More than half of all college students report feeling hopeless, while over a quarter of college students feel overwhelming anxiety. There are few things that can affect your academic performance like struggling with maintaining mental health. If you feel hopeless, or you feel any other symptoms of mental illness or struggle, there is help for you. And please do ask for help—the sooner you do, the sooner you may find relief. Looking for help can be daunting, especially if you aren’t feeling well. Reach out to someone you trust who might be willing to connect you with resources. I am not a doctor, counselor or psychotherapist, but I will help you find someone who is. Be in touch if you need that kind of support.
CAPS (Counseling and Psychological Services): Provides support and help for an array of concerns, from relationship issues to suicidal feelings.
National Suicide Prevention Lifeline: 1-800-273-8255 or you can go to their site and chat online.
Centre County CAN HELP: 1-800-643-5432. Provides immediate crisis intervention, as well as referrals to hospitals or other medical and counseling assistance, community resources. CAN HELP can send mental health professionals to you to help assess a serious crisis situation and provide the appropriate resources. CAN HELP should not be a substitute for dialing 911 if the situation is life-threatening.
The Centre County Women’s Resource Center: 1-877-234-5050/814-234-5050. 24 hour hotline supporting women and men who have experienced relationship violence or sexual violence. CCWRC provides crisis help, legal advocacy, counseling, and medical advocacy.
Statement on Nondiscrimination
The Pennsylvania State University is committed to the policy that all persons shall have equal access to programs, facilities, admission and employment without regard to personal characteristics not related to ability, performance, or qualifications as determined by University policy or by state or federal authorities. It is the policy of the University to maintain an academic and work environment free of discrimination, including harassment.
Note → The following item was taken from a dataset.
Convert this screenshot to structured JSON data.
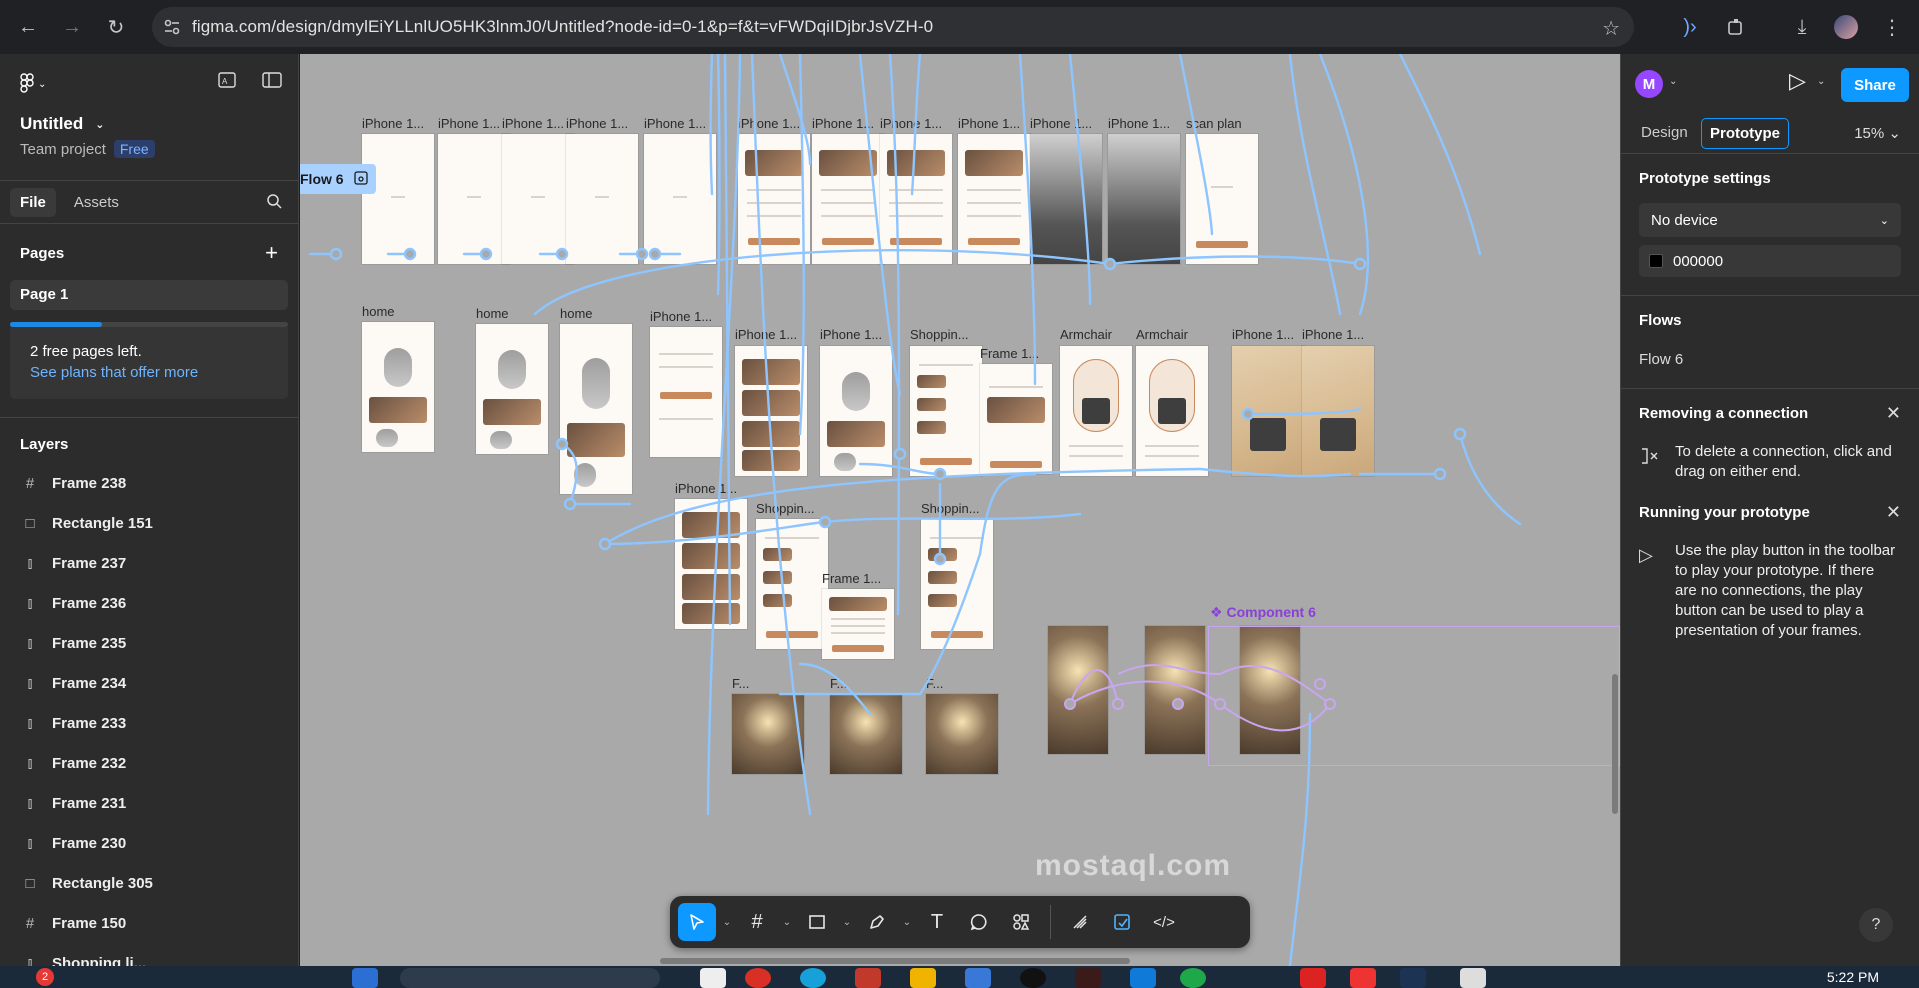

The Pennsylvania State University prohibits discrimination and harassment against any person because of age, ancestry, color, disability or handicap, national origin, race, religious creed, sex, sexual orientation, gender identity or veteran status. Discrimination or harassment against faculty, staff, or students will not be tolerated at The Pennsylvania State University.
Note: The Pennsylvania State University encourages qualified persons with disabilities to participate in its programs and activities. If you anticipate needing any type of accommodation in this course or have questions about physical access, please tell the instructor as soon as possible.
Please silence your mobile devices before entering class.
Penn State Rhetoric and Civic Life is a resource for all sections of RCL where you can find course-wide announcements and social media feeds. There, you can also find successful RCL assignment examples from previous years.
Writing and Speaking Help
Students are encouraged to draw upon the University’s resources to develop their skills in writing and speaking. Students can consult with peer writing tutors through Penn State Learning and get help with their oral communication skills and presentations from peer mentors at the Undergraduate Speaking Center, sponsored by the Penn State College of Liberal Arts. Keep in mind that these resources are free are useful for students at all levels!